We often read stories about how Americans are falling down on retirement savings, so it's always nice to get a breath of fresh air in that regard. Thankfully, investment giant Fidelity has some good news about this year's first quarter: Employees contributed an average of $2,370 per account to their 401(k) plans during that time, representing a record level and a massive leap from the previous year.
Just as importantly, overall retirement plan balances are up in 401(k)s and IRAs. The former jumped to $103,700 between the fourth quarter of 2018 and first quarter of 2019, while the latter rose to $107,100. Keep in mind that these figures reflect accounts held at Fidelity alone -- but they're still some pretty impressive-looking numbers. However, the one data point we're missing to really evaluate them is the average age of savers with these balances.
The reason? A balance of $103,700 to $107,100 is solid for a 20- or 30-something worker. But for those inching closer to retirement, it may be inadequate. Therefore, while it's encouraging to see retirement plan balances going up across the board, there's still reason to believe that many Americans have a lot of work to do in building their nest eggs.
How much annual income will your retirement savings provide?
The tricky thing about 401(k) and IRA balances is that they're tough to contextualize. A savings total of over $100,000 looks like a big number, but when we consider that it's supposed to last a solid 30 years in retirement, give or take, it suddenly becomes less remarkable.
In fact, if you were to apply the 4% rule to the above-mentioned balances, you'd realize they're fairly insufficient. The 4% rule states that if you begin withdrawing 4% of your nest egg's value in your first year of retirement, and then adjust subsequent withdrawals for inflation, your savings have a strong chance of lasting 30 years. The 4% rule certainly isn't perfect, but it is a good starting point to work with. Now if we take the larger of the two balances above -- $107,100 -- and apply the 4% rule, we get just $4,284 of annual income, which, frankly, isn't a whole lot.
Even if we factor Social Security into the mix, the average recipient today collects just $17,532 a year. Add in that $4,284, and it's still just $21,816 -- not exactly a ton of money.
Boost your savings

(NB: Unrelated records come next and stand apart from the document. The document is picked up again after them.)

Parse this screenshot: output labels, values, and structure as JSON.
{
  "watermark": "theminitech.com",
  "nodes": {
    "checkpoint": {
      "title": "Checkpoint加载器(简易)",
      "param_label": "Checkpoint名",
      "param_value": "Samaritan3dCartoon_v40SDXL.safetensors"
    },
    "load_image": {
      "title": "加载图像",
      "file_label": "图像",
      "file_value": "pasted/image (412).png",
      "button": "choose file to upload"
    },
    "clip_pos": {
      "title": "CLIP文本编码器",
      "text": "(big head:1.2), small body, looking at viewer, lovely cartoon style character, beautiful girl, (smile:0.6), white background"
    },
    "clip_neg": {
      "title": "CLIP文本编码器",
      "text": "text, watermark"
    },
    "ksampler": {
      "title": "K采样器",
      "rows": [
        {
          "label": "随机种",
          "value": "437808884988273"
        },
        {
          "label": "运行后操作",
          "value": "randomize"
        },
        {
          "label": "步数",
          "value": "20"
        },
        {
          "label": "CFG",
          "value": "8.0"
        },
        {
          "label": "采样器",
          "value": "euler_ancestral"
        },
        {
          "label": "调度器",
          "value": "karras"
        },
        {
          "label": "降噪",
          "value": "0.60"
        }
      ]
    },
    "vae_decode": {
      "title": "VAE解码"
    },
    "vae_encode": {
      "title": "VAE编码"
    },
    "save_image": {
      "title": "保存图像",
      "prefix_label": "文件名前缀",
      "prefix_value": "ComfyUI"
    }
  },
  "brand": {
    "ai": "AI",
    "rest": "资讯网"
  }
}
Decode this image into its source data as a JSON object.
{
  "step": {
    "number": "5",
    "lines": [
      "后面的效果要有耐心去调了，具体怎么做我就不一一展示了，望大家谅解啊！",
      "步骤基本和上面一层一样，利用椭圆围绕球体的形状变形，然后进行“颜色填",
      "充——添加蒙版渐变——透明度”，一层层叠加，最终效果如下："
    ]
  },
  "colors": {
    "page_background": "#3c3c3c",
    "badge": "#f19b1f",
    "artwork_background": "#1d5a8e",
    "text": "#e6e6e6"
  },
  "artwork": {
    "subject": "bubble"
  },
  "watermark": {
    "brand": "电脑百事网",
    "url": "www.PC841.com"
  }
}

If you're in your 40s, 50s, or 60s, and your retirement plan balance mimics or falls below the numbers mentioned above, then it's time to make an effort to ramp up.
The good news? Both 401(k)s and IRAs come with pretty generous annual contribution limits, and if you're able to max out, or get closer to maxing out, you can boost your savings in a very big way. Currently, workers under 50 can contribute up to $19,000 a year to a 401(k) and $6,000 to an IRA. Those 50 and over get a catch-up provision, meanwhile, that raises these limits to $25,000 and $7,000, respectively.
Now let's say you have access to a 401(k) but can't max out -- a scenario you're likely to be in unless you're a higher earner. If that's the case, you can make an effort to save more than what you're socking away today by cutting expenses in your budget or even getting a side job to boost your earnings. In fact, if you were to contribute $12,000 a year to your 401(k) over the next 15 years (assuming that's all the time you have left until you want or plan to retire), you'd add around $300,000 to your nest egg if your investments were to generate an average annual 7% return during that time. (That's a couple of percentage points below the stock market's average and a reasonable assumption.)
Now, let's say you're already sitting on $100,000, and that $300,000 brings your savings balance up to $400,000. In that case, withdrawing 4% a year gives you $16,000 in annual income to work with on top of Social Security -- and that paints a better picture.
The fact that Americans are saving more is no doubt a good thing. Just be sure to assess your personal savings to see if you're behind for your age, and if you are, make an effort to ramp up. That way, you won't risk being cash-strapped when retirement eventually rolls around.